For some industries, such as semiconductors, it takes years. Opening a new plant is not an easy process. It requires a lot of preparation, regulatory permits, and personnel. In other situations, adjusting to the new market environment takes considerably less time and effort. The service industry is a good case in point. There, all you need is more financial and human capital. This makes these companies more adaptable to changing market conditions. Should there be overcapacity, they can reallocate funds to more productive use. If there is a strong demand, insurance companies such as AIG don’t have to build physical factories.
Industry Capacity for Cyclical Firms
For the most part, how long you need to accommodate increased demand is important especially in cyclical markets where earnings are highly dependent on the strength of the overall economy. Put in plain language, these companies’ profits expand or contract in line with the economy.
So, why timing is so crucial for cyclical industries?
Consider the shipping industry that was hit by the economic crisis of 2008. Driven by the rapid China industrialization and global economic growth, the demand for cargo ships was very strong in the early 2000s. In fact, transportation rates were as high as $160,000 per day. Riding the wave of the industrial upswing, shipping companies hurried up and invested heavily in new cargo vessels.
However, building new shipyards was a long process. By the time they were up and running, the year was 2008 and there was already a decline in global demand for commodities. So, they missed it! This was the result of the highly capital-intensive nature of the industry, coupled with its inherent cyclicality. In reality, specialized production equipment is quite difficult to re-deploy and adapt to the changing environment quickly. After all, you can hardly use cargo ships for anything else.
Regardless of the nature of business, when we evaluate an entity, we should examine the current and future production capacity of its competitors. This gives us valuable insights as to whether the output will be more than the industry demand, and vice versa.
Understanding Market Share Stability
Along with industry capacity, we can consider the so-called market share stability. Our main task here is to analyze how stable the market shares of the field players are.
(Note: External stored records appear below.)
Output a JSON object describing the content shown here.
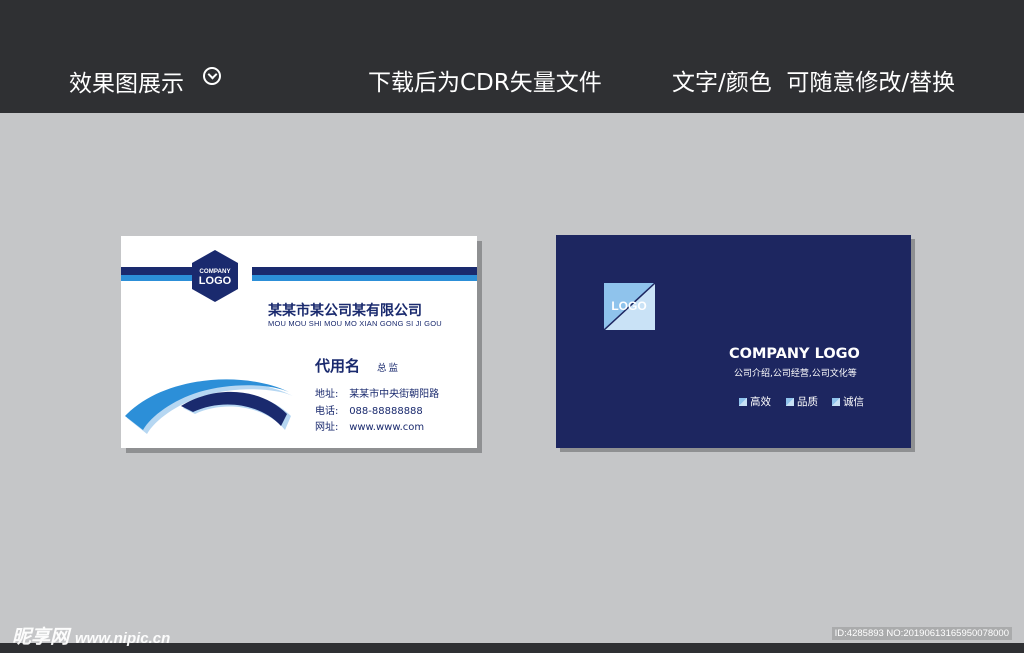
{
  "header": {
    "left_label": "效果图展示",
    "middle_label": "下载后为CDR矢量文件",
    "right_label": "文字/颜色  可随意修改/替换"
  },
  "front_card": {
    "logo_line1": "COMPANY",
    "logo_line2": "LOGO",
    "company_cn": "某某市某公司某有限公司",
    "company_en": "MOU MOU SHI MOU MO XIAN GONG SI JI GOU",
    "person_name": "代用名",
    "person_title": "总监",
    "address_label": "地址:",
    "address_value": "某某市中央街朝阳路",
    "phone_label": "电话:",
    "phone_value": "088-88888888",
    "web_label": "网址:",
    "web_value": "www.www.com"
  },
  "back_card": {
    "logo_text": "LOGO",
    "company": "COMPANY LOGO",
    "description": "公司介绍,公司经营,公司文化等",
    "tags": [
      "高效",
      "品质",
      "诚信"
    ]
  },
  "footer": {
    "watermark": "昵享网",
    "watermark_url": "www.nipic.cn",
    "id_text": "ID:4285893 NO:20190613165950078000"
  },
  "colors": {
    "navy": "#1a2a6e",
    "blue": "#2c8fd8",
    "back_bg": "#1d2660",
    "header_bg": "#2f3033",
    "page_bg": "#c5c6c8"
  }
}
Highly variable market shares indicate that the industry is competitive, and the pricing power is limited. By contrast, a stable share implies less intense competition.
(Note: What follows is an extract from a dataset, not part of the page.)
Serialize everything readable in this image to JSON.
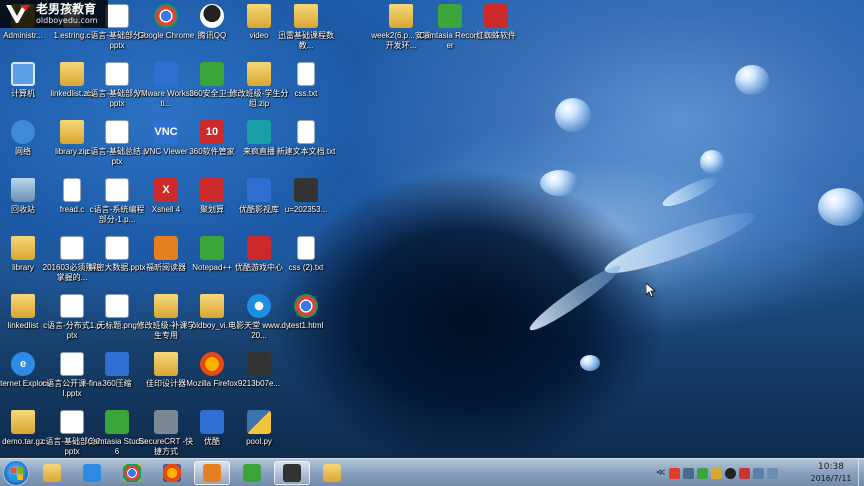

Generally, three factors affect market share stability. These are the barriers to entry, frequency of new product introductions, and the switching costs:
When barriers to entry and switching costs are high while new product introductions are low, then we have high market share stability.
Let’s take a look at Microsoft. Suppose you are an entrepreneur who is eager to succeed in the technology sector. You may develop a new operating system that can compete with Windows, but that’s not all. You should then convince people to use it and design thousands of applications that can run on it. Besides, you need to think about the switching costs involved. What’s more, your clients will have to invest time and money in getting to know and accessing the system.
At the end of the day, most Microsoft customers will ask you one fundamental question, “Is it worth the extra effort?” The answer is probably “no”.
This is what one of Microsoft’s former general managers writes to Bill Gates back in 1997:
“It is this switching cost that has given our customers the patience to stick with Windows through all our mistakes, our buggy drivers, and many other difficulties.”
On the contrary, unstable shares are inherent for companies with low switching costs and entry barriers, but a high number of new product introductions. Tesla is a good illustration of that. It operates in a quickly developing industry with lots of innovations.
As you can see on the graph, its stock is quite volatile. The company faces strong competition against established brands like BMW, Toyota, and Daimler. At the same time, the low impediments for customers to buy cars from other manufacturers further strengthen the force of competition. Logically, all of these factors lead to low market share stability for Tesla.
The Bottom Line
It is important to evaluate the factors that have an impact on pricing and competition in an industry. But companies change over time, and so do industries. That’s why the dynamics of the business environment require you to add a more thorough approach to the analysis.
That’s how the Industry Life Cycle Model came into existence. Nowadays, it is a common tool for analysts to understand the growth and development of an industry.